[Posted on 15 October, 2020 by Lena Nylander]
The Swedish Act concerning Support and Service for Persons with Certain Functional Impairments was implemented over 25 years ago and has since then had a major impact on many people’s lives. Its purpose is to provide help and support to individuals with various impairments so that they may lead lives like others, as willing, autonomous participants in society. These services must be requested, either personally or through a representative, and one can always refuse whatever support is not wanted or needed. Many have had their lives significantly improved, especially people with disorders in category 1 (intellectual disability, autism and conditions resembling autism).
Some people in category 1 have moderate, severe or very severe intellectual disability and many of them have concurrent autism. These individuals have major cognitive difficulties, including difficulty and often even inability understanding context and the bigger picture, comprehending consequences and the passage of time, as well as surveying and assessing options. Many lack communicative language, but many can immediately express their will or reluctance in ways that their environment can learn to understand.

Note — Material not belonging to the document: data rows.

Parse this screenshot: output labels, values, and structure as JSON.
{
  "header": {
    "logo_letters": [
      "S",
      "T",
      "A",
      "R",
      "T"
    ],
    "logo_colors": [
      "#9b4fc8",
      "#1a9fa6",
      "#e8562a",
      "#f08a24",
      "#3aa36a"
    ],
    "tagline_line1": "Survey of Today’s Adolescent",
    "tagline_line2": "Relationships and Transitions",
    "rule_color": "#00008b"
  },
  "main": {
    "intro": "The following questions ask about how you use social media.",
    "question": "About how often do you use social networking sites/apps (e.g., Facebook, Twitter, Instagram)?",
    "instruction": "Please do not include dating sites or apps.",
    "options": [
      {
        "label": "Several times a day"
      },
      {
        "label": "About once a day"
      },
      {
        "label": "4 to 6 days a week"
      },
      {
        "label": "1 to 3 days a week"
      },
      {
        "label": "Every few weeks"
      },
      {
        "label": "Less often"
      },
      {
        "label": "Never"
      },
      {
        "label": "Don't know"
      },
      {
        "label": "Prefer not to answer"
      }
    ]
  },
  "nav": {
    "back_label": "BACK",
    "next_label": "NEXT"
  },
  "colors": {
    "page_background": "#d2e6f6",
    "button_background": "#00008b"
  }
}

All staff working with adults in group homes and daily activities tend to be informed that the care users’ autonomy must be respected at all times. Naturally, personnel must never exercise any kind of physical coercion, but where should the line be drawn in the other direction? From time to time – not so rarely, in fact – care users are left to their own devices, forced to rely on very poor judgment when making important choices. Should personnel help these individuals do things that are obviously hazardous to their health? If someone has diabetes and wants to eat sweets, should they be allowed to do so even when they cannot grasp what it might lead to?
Many care users get antipsychotics, which, without a healthy diet or adequate exercise, will eventually cause a so-called metabolic syndrome or diabetes. How much and in what way should staff support a healthy lifestyle even when the care user prefers to sit still and eat junk food? There is a growing consensus that people with Prader-Willi syndrome (a chromosomal abnormality where the person cannot regulate their food intake and therefore risks extreme obesity) need support in order to not literally eat themselves to death, but there are many others with disorders suffering from malnutrition and severe overweight.
How can staff urge care users who do not see the point of being clean to engage in personal hygiene anyway? Filth and foul odour often lead to exclusion and thereby less participation in society. Should care users choose clothes and shoes themselves, or should staff present options suited to the weather and activity? Should personnel always help maintain oral hygiene, and whose fault is it if care users get cavities due to sloppy toothbrushing? How much responsibility can care users take for their own “choices” – do they even understand what it means to choose, what their options are and what the consequences might be?
Staff sometimes ask care users what they want to do in different situations and whether they want to participate in various activities. Many people with moderate/severe intellectual disability and autism virtually always say no to these questions – either because they have learned that it tends to be the safest choice (especially when they have not understood the question) or because it is the most comfortable option. It might also be the most comfortable option for the staff, as it means they do not have to do anything. Moreover, one might argue that the care user chooses to gain weight, get cavities and end up in bad shape by opting for a lifestyle leading to such consequences.
Getting – but obviously never forcing – people with moderate/severe intellectual disability and autism to live in a way that keeps them healthy, active, happy and involved is often no easy task. The key is motivation and finding ways to make daily routines more palatable: healthy food should be appetising, physical activities should be fun and getting help with personal hygiene should be a natural and respectful part of everyday life. Above all, one should not put the care user in a position to make choices they are not equipped to understand and handle. The fact that the individual lives in a group home and/or has daily activities is precisely because their disorder causes them to struggle with things like everyday choices.
Staff face situations presenting these sorts of ethical dilemmas every day, and handling them requires open discussion and support. Relatives and/or representatives should also participate in these discussions, not least because care users are unable to complain about a lack of support. When a person’s capacity for autonomy is overestimated to the point that they no longer get the support they need to live a good and healthy life, the result is a kind of reverse neglect.